▶ _Required work_
Whenever a line below mentions the word "JSON", that line should be copied.

▶ _Supplied records_
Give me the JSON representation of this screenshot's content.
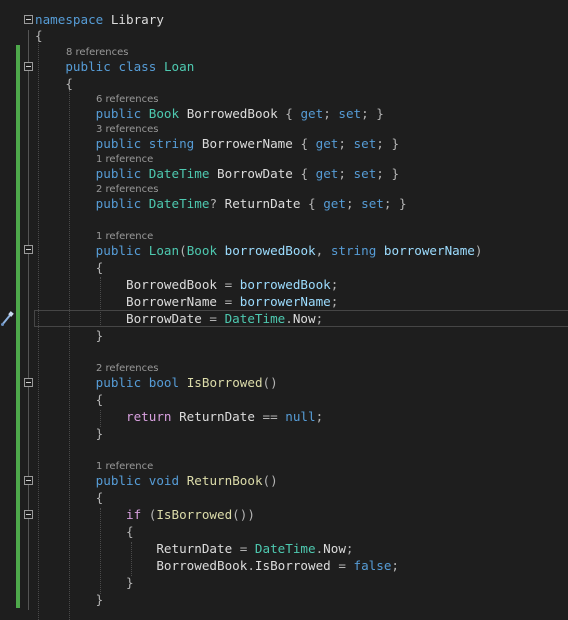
{
  "editor": {
    "lines": [
      {
        "tokens": [
          {
            "t": "namespace",
            "c": "kw"
          },
          {
            "t": " "
          },
          {
            "t": "Library",
            "c": "pr"
          }
        ]
      },
      {
        "tokens": [
          {
            "t": "{",
            "c": "pu"
          }
        ]
      },
      {
        "lens": "8 references",
        "tokens": [
          {
            "t": "    "
          },
          {
            "t": "public",
            "c": "kw"
          },
          {
            "t": " "
          },
          {
            "t": "class",
            "c": "kw"
          },
          {
            "t": " "
          },
          {
            "t": "Loan",
            "c": "ty"
          }
        ]
      },
      {
        "tokens": [
          {
            "t": "    "
          },
          {
            "t": "{",
            "c": "pu"
          }
        ]
      },
      {
        "lens": "6 references",
        "tokens": [
          {
            "t": "        "
          },
          {
            "t": "public",
            "c": "kw"
          },
          {
            "t": " "
          },
          {
            "t": "Book",
            "c": "ty"
          },
          {
            "t": " "
          },
          {
            "t": "BorrowedBook",
            "c": "pr"
          },
          {
            "t": " { ",
            "c": "pu"
          },
          {
            "t": "get",
            "c": "kw"
          },
          {
            "t": "; ",
            "c": "pu"
          },
          {
            "t": "set",
            "c": "kw"
          },
          {
            "t": "; }",
            "c": "pu"
          }
        ]
      },
      {
        "lens": "3 references",
        "tokens": [
          {
            "t": "        "
          },
          {
            "t": "public",
            "c": "kw"
          },
          {
            "t": " "
          },
          {
            "t": "string",
            "c": "kw"
          },
          {
            "t": " "
          },
          {
            "t": "BorrowerName",
            "c": "pr"
          },
          {
            "t": " { ",
            "c": "pu"
          },
          {
            "t": "get",
            "c": "kw"
          },
          {
            "t": "; ",
            "c": "pu"
          },
          {
            "t": "set",
            "c": "kw"
          },
          {
            "t": "; }",
            "c": "pu"
          }
        ]
      },
      {
        "lens": "1 reference",
        "tokens": [
          {
            "t": "        "
          },
          {
            "t": "public",
            "c": "kw"
          },
          {
            "t": " "
          },
          {
            "t": "DateTime",
            "c": "ty"
          },
          {
            "t": " "
          },
          {
            "t": "BorrowDate",
            "c": "pr"
          },
          {
            "t": " { ",
            "c": "pu"
          },
          {
            "t": "get",
            "c": "kw"
          },
          {
            "t": "; ",
            "c": "pu"
          },
          {
            "t": "set",
            "c": "kw"
          },
          {
            "t": "; }",
            "c": "pu"
          }
        ]
      },
      {
        "lens": "2 references",
        "tokens": [
          {
            "t": "        "
          },
          {
            "t": "public",
            "c": "kw"
          },
          {
            "t": " "
          },
          {
            "t": "DateTime",
            "c": "ty"
          },
          {
            "t": "? ",
            "c": "pu"
          },
          {
            "t": "ReturnDate",
            "c": "pr"
          },
          {
            "t": " { ",
            "c": "pu"
          },
          {
            "t": "get",
            "c": "kw"
          },
          {
            "t": "; ",
            "c": "pu"
          },
          {
            "t": "set",
            "c": "kw"
          },
          {
            "t": "; }",
            "c": "pu"
          }
        ]
      },
      {
        "lens": "1 reference",
        "tokens": [
          {
            "t": "        "
          },
          {
            "t": "public",
            "c": "kw"
          },
          {
            "t": " "
          },
          {
            "t": "Loan",
            "c": "ty"
          },
          {
            "t": "(",
            "c": "pu"
          },
          {
            "t": "Book",
            "c": "ty"
          },
          {
            "t": " "
          },
          {
            "t": "borrowedBook",
            "c": "pm"
          },
          {
            "t": ", ",
            "c": "pu"
          },
          {
            "t": "string",
            "c": "kw"
          },
          {
            "t": " "
          },
          {
            "t": "borrowerName",
            "c": "pm"
          },
          {
            "t": ")",
            "c": "pu"
          }
        ]
      },
      {
        "tokens": [
          {
            "t": "        "
          },
          {
            "t": "{",
            "c": "pu"
          }
        ]
      },
      {
        "tokens": [
          {
            "t": "            "
          },
          {
            "t": "BorrowedBook",
            "c": "pr"
          },
          {
            "t": " = ",
            "c": "pu"
          },
          {
            "t": "borrowedBook",
            "c": "pm"
          },
          {
            "t": ";",
            "c": "pu"
          }
        ]
      },
      {
        "tokens": [
          {
            "t": "            "
          },
          {
            "t": "BorrowerName",
            "c": "pr"
          },
          {
            "t": " = ",
            "c": "pu"
          },
          {
            "t": "borrowerName",
            "c": "pm"
          },
          {
            "t": ";",
            "c": "pu"
          }
        ]
      },
      {
        "tokens": [
          {
            "t": "            "
          },
          {
            "t": "BorrowDate",
            "c": "pr"
          },
          {
            "t": " = ",
            "c": "pu"
          },
          {
            "t": "DateTime",
            "c": "ty"
          },
          {
            "t": ".",
            "c": "pu"
          },
          {
            "t": "Now",
            "c": "pr"
          },
          {
            "t": ";",
            "c": "pu"
          }
        ]
      },
      {
        "tokens": [
          {
            "t": "        "
          },
          {
            "t": "}",
            "c": "pu"
          }
        ]
      },
      {
        "lens": "2 references",
        "tokens": [
          {
            "t": "        "
          },
          {
            "t": "public",
            "c": "kw"
          },
          {
            "t": " "
          },
          {
            "t": "bool",
            "c": "kw"
          },
          {
            "t": " "
          },
          {
            "t": "IsBorrowed",
            "c": "fn"
          },
          {
            "t": "()",
            "c": "pu"
          }
        ]
      },
      {
        "tokens": [
          {
            "t": "        "
          },
          {
            "t": "{",
            "c": "pu"
          }
        ]
      },
      {
        "tokens": [
          {
            "t": "            "
          },
          {
            "t": "return",
            "c": "ctl"
          },
          {
            "t": " "
          },
          {
            "t": "ReturnDate",
            "c": "pr"
          },
          {
            "t": " == ",
            "c": "pu"
          },
          {
            "t": "null",
            "c": "kw"
          },
          {
            "t": ";",
            "c": "pu"
          }
        ]
      },
      {
        "tokens": [
          {
            "t": "        "
          },
          {
            "t": "}",
            "c": "pu"
          }
        ]
      },
      {
        "lens": "1 reference",
        "tokens": [
          {
            "t": "        "
          },
          {
            "t": "public",
            "c": "kw"
          },
          {
            "t": " "
          },
          {
            "t": "void",
            "c": "kw"
          },
          {
            "t": " "
          },
          {
            "t": "ReturnBook",
            "c": "fn"
          },
          {
            "t": "()",
            "c": "pu"
          }
        ]
      },
      {
        "tokens": [
          {
            "t": "        "
          },
          {
            "t": "{",
            "c": "pu"
          }
        ]
      },
      {
        "tokens": [
          {
            "t": "            "
          },
          {
            "t": "if",
            "c": "ctl"
          },
          {
            "t": " (",
            "c": "pu"
          },
          {
            "t": "IsBorrowed",
            "c": "fn"
          },
          {
            "t": "())",
            "c": "pu"
          }
        ]
      },
      {
        "tokens": [
          {
            "t": "            "
          },
          {
            "t": "{",
            "c": "pu"
          }
        ]
      },
      {
        "tokens": [
          {
            "t": "                "
          },
          {
            "t": "ReturnDate",
            "c": "pr"
          },
          {
            "t": " = ",
            "c": "pu"
          },
          {
            "t": "DateTime",
            "c": "ty"
          },
          {
            "t": ".",
            "c": "pu"
          },
          {
            "t": "Now",
            "c": "pr"
          },
          {
            "t": ";",
            "c": "pu"
          }
        ]
      },
      {
        "tokens": [
          {
            "t": "                "
          },
          {
            "t": "BorrowedBook",
            "c": "pr"
          },
          {
            "t": ".",
            "c": "pu"
          },
          {
            "t": "IsBorrowed",
            "c": "pr"
          },
          {
            "t": " = ",
            "c": "pu"
          },
          {
            "t": "false",
            "c": "kw"
          },
          {
            "t": ";",
            "c": "pu"
          }
        ]
      },
      {
        "tokens": [
          {
            "t": "            "
          },
          {
            "t": "}",
            "c": "pu"
          }
        ]
      },
      {
        "tokens": [
          {
            "t": "        "
          },
          {
            "t": "}",
            "c": "pu"
          }
        ]
      }
    ]
  },
  "colors": {
    "keyword": "#569cd6",
    "control": "#d8a0df",
    "type": "#4ec9b0",
    "method": "#dcdcaa",
    "param": "#9cdcfe",
    "change_bar": "#4ea84b"
  }
}
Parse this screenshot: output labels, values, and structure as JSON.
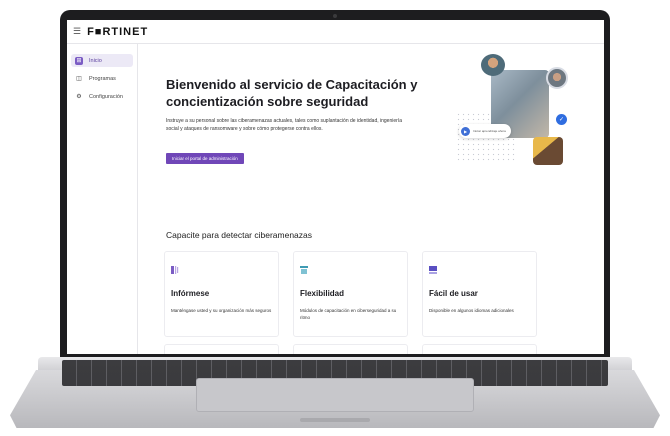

▶ _Your response_
Give me the JSON representation of this screenshot's content.
Parse this screenshot: output labels, values, and structure as JSON.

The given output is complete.